After his aborted attempt to bring back a beach to Panama’s waterfront at a cost of over $100 million the city’s mayor José Luis Fábrega lowered his sights and opted for the construction of a $43 million replacement for the Seafood Market on which his predecessor had already spent over $3.3 million for “improvements”
The move raised the of citizen groups who claim that they were not consulted and a declaration from the Administrative Attorney’s office that the transfer of lands for the project must be declared illegal as the Ministry of Finance (MEF) had “erroneously interpreted the law when it allowed the transfer.
In this case, the coastal strip is under the administration and supervision of the MOP.
Despite what was stated by the Administration attorney in his note, dated September 28, lawyer José Alejandro Quiodettis, representing the Municipality of Panama, requested the Court to annul the provisional suspension that weighs on the MEF resolution.

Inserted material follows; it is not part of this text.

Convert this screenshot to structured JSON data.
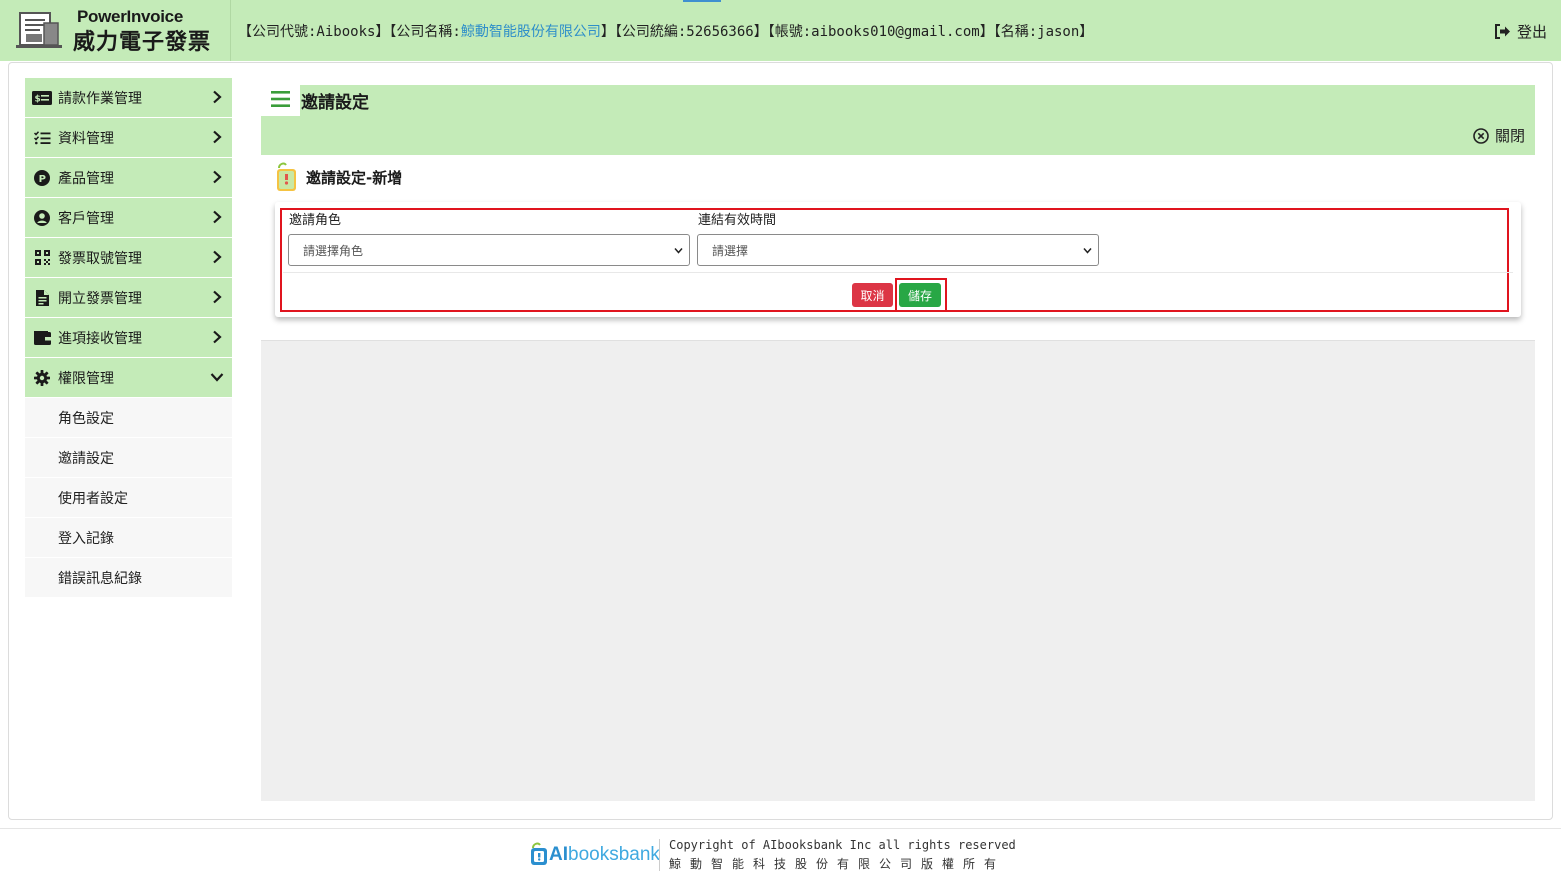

The Municipality's lawyer argued that the transfer of the land does not require citizen consultation, as "erroneously" has been interpreted in the lawsuit.
The MEF also issued an "explanatory report" in which it defended the legality of its actions and stated that the resolution in question "is not flawed", since it was issued by the competent authority; It also stated that a citizen consultation was not required.
Carlos Eduardo Varela, one of the plaintiffs, stressed that the Administration attorney made a good analysis and is “hopeful” that the Third Chamber will take this opinion into account.
“We keep the hope that the Supreme Court will play its role of control of legality and rule in favor of the community. We hope that the magistrates understand the seriousness of what the mayor wants do on the coastal strip,”